Austin also said it may be time for council to revisit the issue of Porter Creek D. The proposed subdivision has generated controversy over whether the area around McIntyre Creek should be developed or protected.

Austin pointed to the recent lottery at Whistle Bend, where only 26 of the 90 available single-family lots received bids.

“It’s not an indicator that there’s a shortage of lots,” Austin said.

Setting aside Porter Creek D as a park is one option that council could look at. But Austin isn’t pushing for any particular solution. He just wants the question reconsidered, he said.

The long time councillor is always open to feedback and wants residents to know that he is ready to work for them.

“I still have the energy and interest in doing the job. I always listen to people. The only time I object to people talking to me on city business is if I’m out for dinner with my wife. If I’m out for dinner by myself, feel free.

“With 12 years of experience, I still have at least one good term left in me. And rest assured, if I get re-elected they’ll get a good term out of me.”

Contact Jacqueline Ronson at jronson@yukon-news.com

Just Posted

Whether the dust jacket of this historical novel is the Canadian version (left) or the American (right), the readable content within is the same. (Michael Gates)
History Hunter: New novel a gripping account of the gold rush

Stampede: Gold Fever and Disaster in the Klondike is an ‘enjoyable and readable’ account of history

Yukonomist Keith Halliday
Yukonomist: Your furnace and your truck need to go

Perhaps the biggest commitment in the NDP deal with the Liberals was boosting the Yukon’s climate target

Air North president Joe Sparling said the relaxing of self-isolation rules will be good for the business, but he still expects a slow summer. (Mike Thomas/Yukon News)
Air North president expects a slow summer

Air North president Joe Sparling suspects it will be a long time before things return to pre-pandemic times

XX
WYATT’S WORLD

Wyatt’s World for May 14, 2021.… Continue reading

Copies of the revised 2021-22 budget documents tabled in the legislature on May 14. (Haley Ritchie/Yukon News)
Liberals introduce new budget with universal dental and safe supply funding

The new items were added to secure the support of the NDP.
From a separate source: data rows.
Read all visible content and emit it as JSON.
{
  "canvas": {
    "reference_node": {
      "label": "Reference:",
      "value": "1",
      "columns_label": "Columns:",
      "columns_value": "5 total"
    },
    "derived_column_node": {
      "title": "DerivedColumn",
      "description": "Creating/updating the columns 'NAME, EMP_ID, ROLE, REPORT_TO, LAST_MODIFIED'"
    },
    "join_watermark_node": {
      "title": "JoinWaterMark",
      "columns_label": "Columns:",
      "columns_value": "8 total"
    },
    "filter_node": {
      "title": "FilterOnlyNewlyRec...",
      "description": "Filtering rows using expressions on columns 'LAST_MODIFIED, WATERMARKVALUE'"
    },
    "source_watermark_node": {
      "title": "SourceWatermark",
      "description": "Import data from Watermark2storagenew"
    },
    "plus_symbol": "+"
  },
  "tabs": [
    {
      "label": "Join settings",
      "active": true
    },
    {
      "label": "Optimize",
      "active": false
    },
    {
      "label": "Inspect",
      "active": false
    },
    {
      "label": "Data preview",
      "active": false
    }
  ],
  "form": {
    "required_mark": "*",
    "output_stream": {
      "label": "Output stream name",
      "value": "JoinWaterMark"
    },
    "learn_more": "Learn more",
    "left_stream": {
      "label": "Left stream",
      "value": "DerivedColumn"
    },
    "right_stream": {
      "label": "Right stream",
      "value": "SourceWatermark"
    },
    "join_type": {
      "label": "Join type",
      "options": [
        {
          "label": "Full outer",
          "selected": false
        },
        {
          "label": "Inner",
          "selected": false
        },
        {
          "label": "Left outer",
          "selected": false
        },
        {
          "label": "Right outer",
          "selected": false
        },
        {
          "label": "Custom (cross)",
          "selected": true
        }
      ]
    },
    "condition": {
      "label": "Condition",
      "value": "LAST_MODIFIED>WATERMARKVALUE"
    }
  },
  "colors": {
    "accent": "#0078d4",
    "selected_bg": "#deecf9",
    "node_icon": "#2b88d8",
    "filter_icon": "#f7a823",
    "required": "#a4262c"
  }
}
Caribou pass through the Dempster Highway area in their annual migration. A recent decision by the privacy commissioner has recommended the release of some caribou collar re-location data. (Justin Kennedy/Yukon News)
Privacy commissioner recommends release of caribou location data

Department of Environment says consultation with its partners needed before it will consider release
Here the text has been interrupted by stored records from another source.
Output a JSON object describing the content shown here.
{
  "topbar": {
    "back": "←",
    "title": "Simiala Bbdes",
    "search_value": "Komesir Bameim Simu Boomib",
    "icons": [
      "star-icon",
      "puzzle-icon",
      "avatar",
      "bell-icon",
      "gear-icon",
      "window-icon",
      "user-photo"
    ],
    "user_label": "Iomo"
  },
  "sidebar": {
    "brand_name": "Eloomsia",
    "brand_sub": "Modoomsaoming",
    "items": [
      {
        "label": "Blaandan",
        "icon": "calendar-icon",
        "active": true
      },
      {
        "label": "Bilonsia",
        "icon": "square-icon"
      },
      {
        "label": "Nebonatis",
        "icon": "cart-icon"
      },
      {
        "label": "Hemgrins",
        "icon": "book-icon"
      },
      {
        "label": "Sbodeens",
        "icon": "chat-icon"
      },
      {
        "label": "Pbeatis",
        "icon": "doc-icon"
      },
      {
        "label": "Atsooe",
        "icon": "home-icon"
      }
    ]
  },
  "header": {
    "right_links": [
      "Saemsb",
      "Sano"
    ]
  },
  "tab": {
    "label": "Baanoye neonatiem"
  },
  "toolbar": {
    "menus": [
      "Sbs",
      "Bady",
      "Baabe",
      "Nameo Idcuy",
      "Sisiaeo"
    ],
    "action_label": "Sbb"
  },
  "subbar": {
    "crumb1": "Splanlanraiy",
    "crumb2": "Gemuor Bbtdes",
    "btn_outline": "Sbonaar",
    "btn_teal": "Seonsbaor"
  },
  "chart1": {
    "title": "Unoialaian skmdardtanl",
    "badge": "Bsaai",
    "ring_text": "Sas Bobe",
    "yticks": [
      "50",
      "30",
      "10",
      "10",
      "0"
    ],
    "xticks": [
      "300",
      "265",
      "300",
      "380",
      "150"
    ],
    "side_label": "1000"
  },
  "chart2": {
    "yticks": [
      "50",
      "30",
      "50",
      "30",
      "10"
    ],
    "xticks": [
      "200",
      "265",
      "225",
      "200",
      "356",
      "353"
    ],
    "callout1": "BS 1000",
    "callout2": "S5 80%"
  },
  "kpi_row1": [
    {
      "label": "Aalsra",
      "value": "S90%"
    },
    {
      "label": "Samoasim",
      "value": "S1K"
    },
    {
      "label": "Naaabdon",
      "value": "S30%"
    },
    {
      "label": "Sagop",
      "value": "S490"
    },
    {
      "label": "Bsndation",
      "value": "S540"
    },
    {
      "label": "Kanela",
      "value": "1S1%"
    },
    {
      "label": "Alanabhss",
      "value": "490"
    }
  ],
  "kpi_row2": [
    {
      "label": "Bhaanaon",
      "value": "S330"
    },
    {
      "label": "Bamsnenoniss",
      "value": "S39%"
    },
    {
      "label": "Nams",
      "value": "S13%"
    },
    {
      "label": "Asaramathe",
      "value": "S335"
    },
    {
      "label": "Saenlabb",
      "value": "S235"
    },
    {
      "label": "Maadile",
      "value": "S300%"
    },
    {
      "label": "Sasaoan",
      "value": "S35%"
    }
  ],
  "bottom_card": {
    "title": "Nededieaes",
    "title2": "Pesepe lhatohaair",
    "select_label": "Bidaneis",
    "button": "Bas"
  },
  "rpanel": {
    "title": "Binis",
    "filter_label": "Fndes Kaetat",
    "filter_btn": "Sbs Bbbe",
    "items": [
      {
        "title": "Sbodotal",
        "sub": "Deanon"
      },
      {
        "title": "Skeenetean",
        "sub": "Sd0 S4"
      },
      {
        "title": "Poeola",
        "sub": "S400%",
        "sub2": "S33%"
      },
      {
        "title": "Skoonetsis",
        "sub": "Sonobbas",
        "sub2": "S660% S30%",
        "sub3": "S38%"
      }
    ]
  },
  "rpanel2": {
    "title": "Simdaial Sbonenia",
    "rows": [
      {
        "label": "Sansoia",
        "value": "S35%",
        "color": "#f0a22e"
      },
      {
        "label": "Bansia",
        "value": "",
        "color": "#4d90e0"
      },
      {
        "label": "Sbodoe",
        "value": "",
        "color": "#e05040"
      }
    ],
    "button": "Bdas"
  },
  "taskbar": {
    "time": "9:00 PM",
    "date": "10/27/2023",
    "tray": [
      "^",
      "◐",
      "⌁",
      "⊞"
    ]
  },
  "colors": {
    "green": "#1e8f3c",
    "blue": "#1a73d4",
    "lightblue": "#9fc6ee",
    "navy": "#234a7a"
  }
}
Chief Medical Officer of Health Dr. Brendan Hanley. (Crystal Schick/Yukon News)
Family pleased youth will be able to get Pfizer vaccine

Angela Drainville, mother of two, is anxious for a rollout plan to come forward

Safe at home office in Whitehorse on May 10, 2021. (John Tonin/Yukon News)
Federal government provides $1.6 million for Yukon anti-homelessness work

Projects including five mobile homes for small communities received funding.

Drilling at Northern Tiger’s 3Ace gold project in 2011. Randi Newton argues that mining in the territory can be reshaped. (Yukon government/file)
Editorial: There’s momentum for mining reform

CPAWS’ Randi Newton argues that the territory’s mining legislations need a substantial overhaul

At its May 10 meeting, Whitehorse city council approved the subdivision for the Kwanlin Dün First Nation’s business park planned in Marwell. (Submitted)
KDFN business park subdivision approved

Will mean more commercial industrial land available in Whitehorse

Main Street in Whitehorse on May 4. Whitehorse city council has passed the first two readings of a bylaw to allow pop-up patios in city parking spaces. Third reading will come forward later in May. (Stephanie Waddell/Yukon News)
Whitehorse council pursuing restaurant patio possibilities

Council passes first two readings for new patio bylaw

Neil Hartling, the Tourism Industry Association of the Yukon president, left, said the new self-isolation guidelines for the Yukon are a ‘ray of hope’ for tourism operators. (Ian Stewart/Yukon News file)
Yukon tourism operators prepared for ‘very poor summer’ even with relaxed border rules

Toursim industry responds to new guidelines allowing fully vaccinated individuals to skip mandatory self-isolation.

Most Read